The manor of Hughenden is first recorded in 1086, when formerly part of Queen Edith’s lands it was held by William, son of Oger the Bishop of Bayeux, and was assessed for tax at 10 hides.
Benjamin Disraeli, British Prime Minister (1868 and 1874–1880, and Earl of Beaconsfield 1876), whose father rented a house at nearby Bradenham, purchased the manor in 1848 with the help of a loan of 25,000 from Lord Henry Bentinck and Lord Titchfield, because as leader of the Conservative Party “it was essential to represent a county,” and county members had to be landowners. He and his wife Mary Anne Disraeli, alternated between Hughenden and several homes in London.
The present house was built towards the end of the 18th century and was of a stuccoed and of unassuming design. However, in 1862 the Disraelis had the house remodelled by the architect Edward Buckton Lamb. Lamb has been described as “one of the most perverse and original of mid-Victorian architects”. Architecturally, he had a strong interest in the eclectic; this interest is very apparent in his work at Hughenden.

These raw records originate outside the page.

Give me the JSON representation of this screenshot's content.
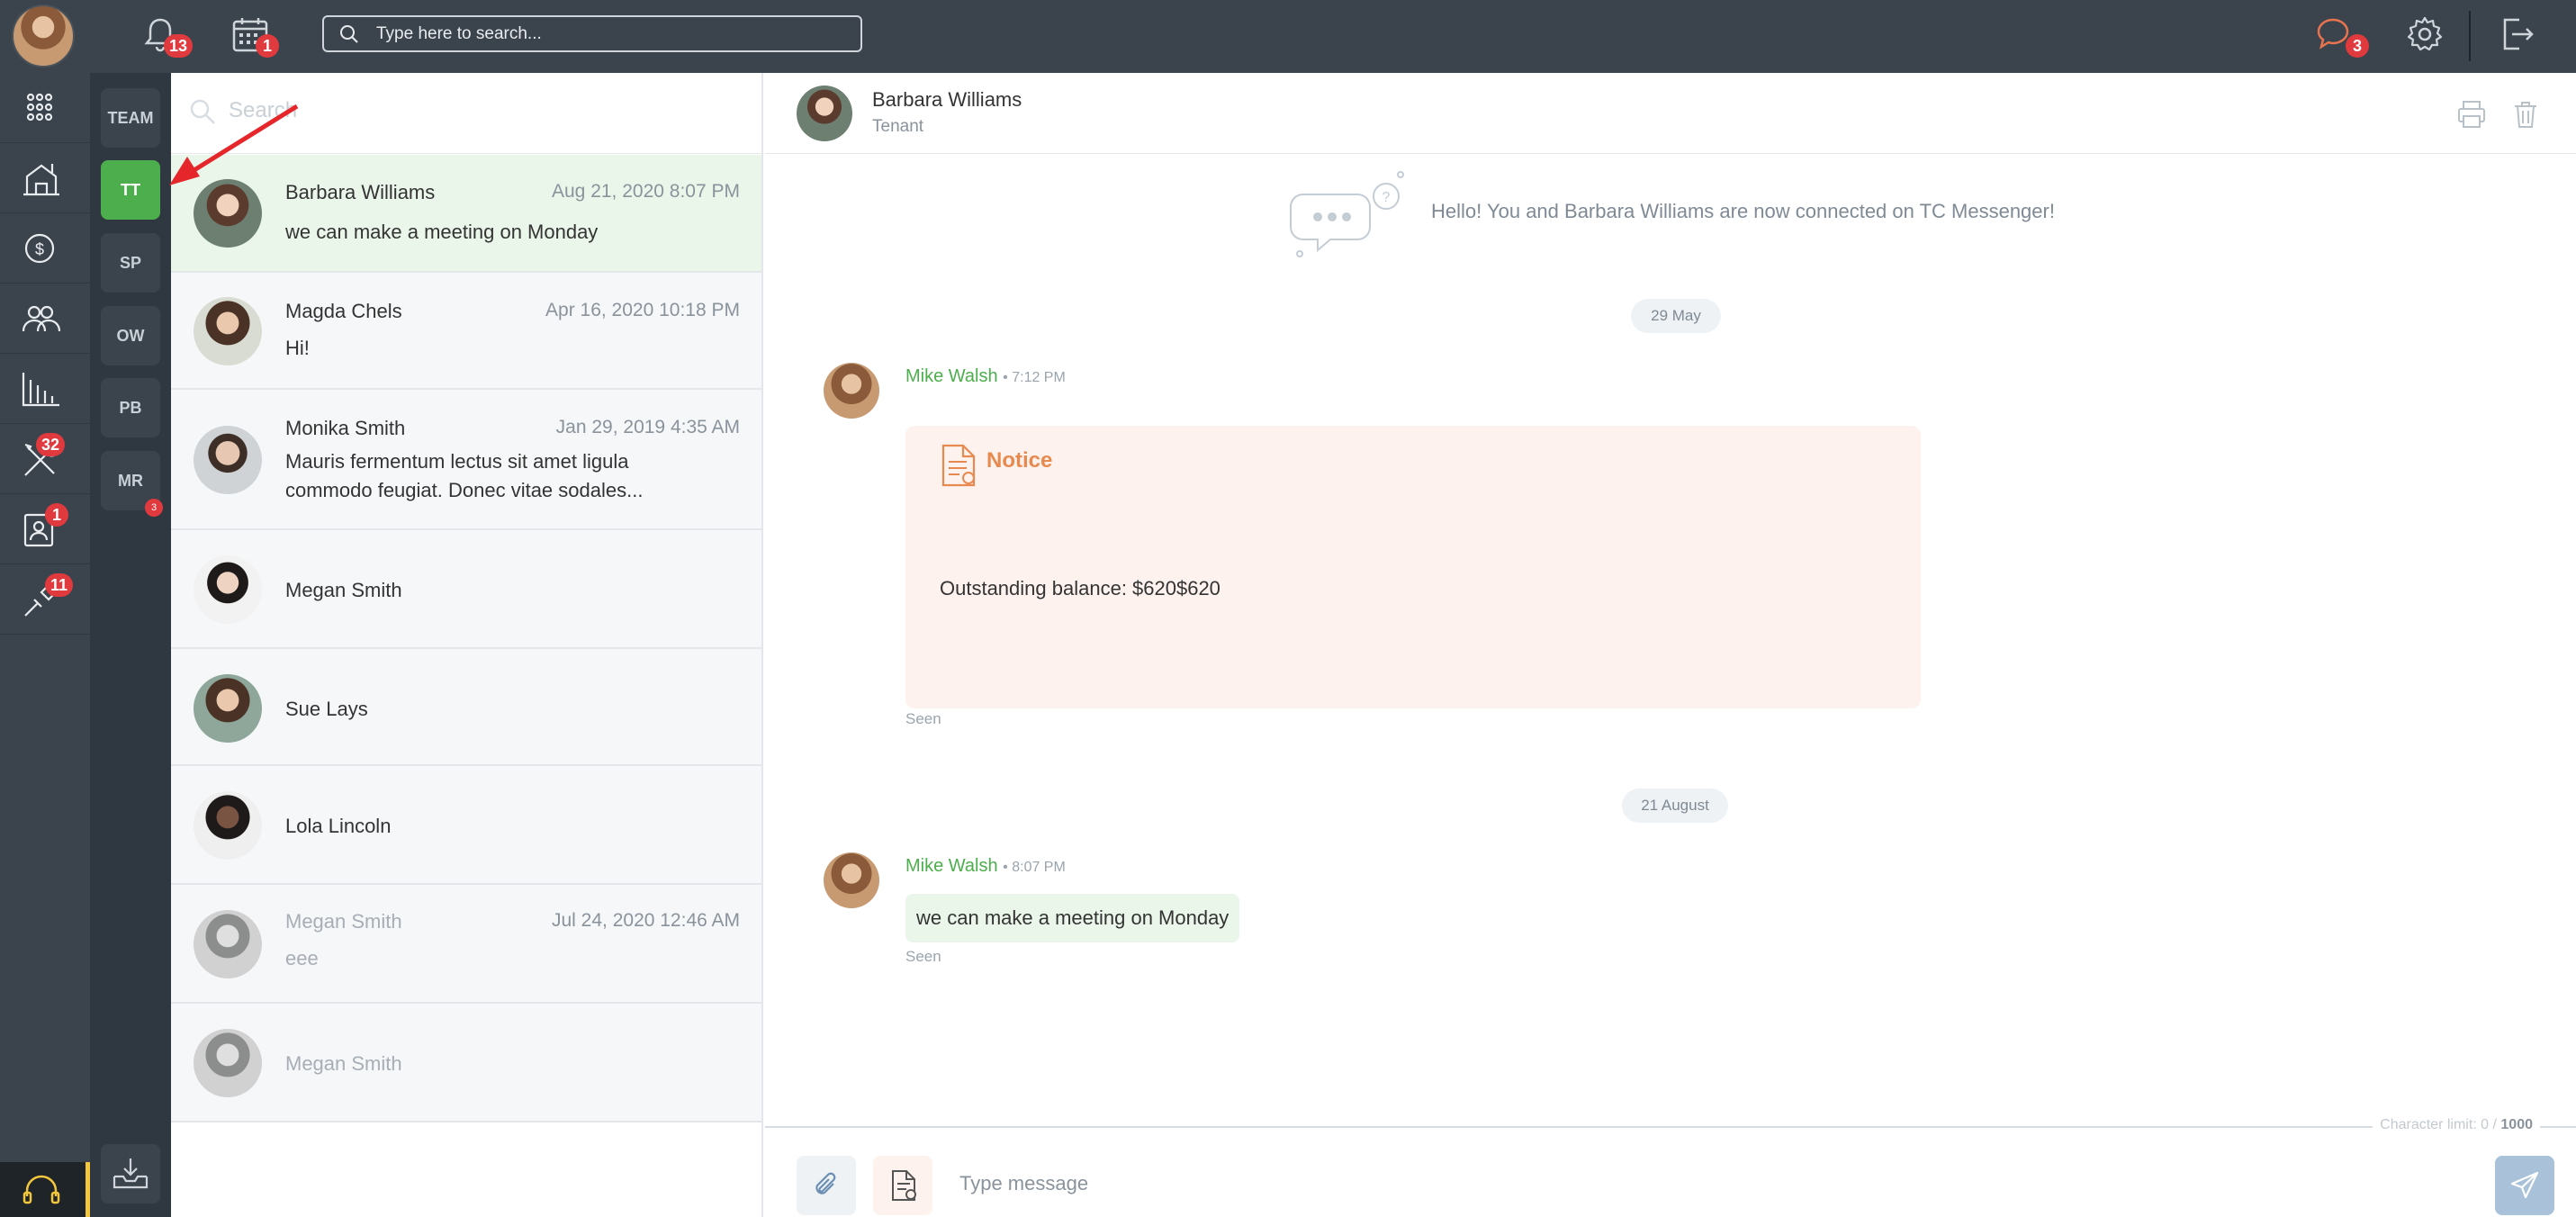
{
  "topbar": {
    "notifications_badge": "13",
    "calendar_badge": "1",
    "search_placeholder": "Type here to search...",
    "messages_badge": "3"
  },
  "leftnav": {
    "items": [
      {
        "icon": "apps-grid-icon",
        "badge": ""
      },
      {
        "icon": "properties-icon",
        "badge": ""
      },
      {
        "icon": "accounting-icon",
        "badge": ""
      },
      {
        "icon": "contacts-icon",
        "badge": ""
      },
      {
        "icon": "reports-icon",
        "badge": ""
      },
      {
        "icon": "maintenance-icon",
        "badge": "32"
      },
      {
        "icon": "tenant-screening-icon",
        "badge": "1"
      },
      {
        "icon": "tools-icon",
        "badge": "11"
      }
    ]
  },
  "groups": {
    "items": [
      {
        "label": "TEAM",
        "active": false,
        "badge": ""
      },
      {
        "label": "TT",
        "active": true,
        "badge": ""
      },
      {
        "label": "SP",
        "active": false,
        "badge": ""
      },
      {
        "label": "OW",
        "active": false,
        "badge": ""
      },
      {
        "label": "PB",
        "active": false,
        "badge": ""
      },
      {
        "label": "MR",
        "active": false,
        "badge": "3"
      }
    ]
  },
  "convlist": {
    "search_placeholder": "Search",
    "conversations": [
      {
        "name": "Barbara Williams",
        "date": "Aug 21, 2020 8:07 PM",
        "message": "we can make a meeting on Monday"
      },
      {
        "name": "Magda Chels",
        "date": "Apr 16, 2020 10:18 PM",
        "message": "Hi!"
      },
      {
        "name": "Monika Smith",
        "date": "Jan 29, 2019 4:35 AM",
        "message": "Mauris fermentum lectus sit amet ligula commodo feugiat. Donec vitae sodales..."
      },
      {
        "name": "Megan Smith",
        "date": "",
        "message": ""
      },
      {
        "name": "Sue Lays",
        "date": "",
        "message": ""
      },
      {
        "name": "Lola Lincoln",
        "date": "",
        "message": ""
      },
      {
        "name": "Megan Smith",
        "date": "Jul 24, 2020 12:46 AM",
        "message": "eee"
      },
      {
        "name": "Megan Smith",
        "date": "",
        "message": ""
      }
    ]
  },
  "chat": {
    "contact_name": "Barbara Williams",
    "contact_role": "Tenant",
    "welcome": "Hello! You and Barbara Williams are now connected on TC Messenger!",
    "date_1": "29 May",
    "msg1_sender": "Mike Walsh",
    "msg1_time": "• 7:12 PM",
    "notice_title": "Notice",
    "notice_body": "Outstanding balance: $620$620",
    "seen_1": "Seen",
    "date_2": "21 August",
    "msg2_sender": "Mike Walsh",
    "msg2_time": "• 8:07 PM",
    "msg2_text": "we can make a meeting on Monday",
    "seen_2": "Seen",
    "char_limit_label": "Character limit: 0 / ",
    "char_limit_max": "1000",
    "composer_placeholder": "Type message"
  },
  "colors": {
    "topbar_bg": "#3b444d",
    "accent_green": "#4cae4c",
    "badge_red": "#e03a3e",
    "notice_orange": "#e88a4f"
  }
}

Pevsner clearly failed to appreciate what the delighted Disraeli described as the “romance he had been many years realising” while going to say that he imagined it was now “restored to what it was before the civil war. As the house was not originally constructed until the middle of the 18th century, almost a century after the Civil War, that scenario would have been difficult.
The house is of three floors. The reception rooms are all on the ground floor, most with large plate glass windows (a Victorian innovation) giving onto the south-facing terrace overlooking a grassy parterre with views over the Hughenden Valley.
photographs taken by JWW March 2015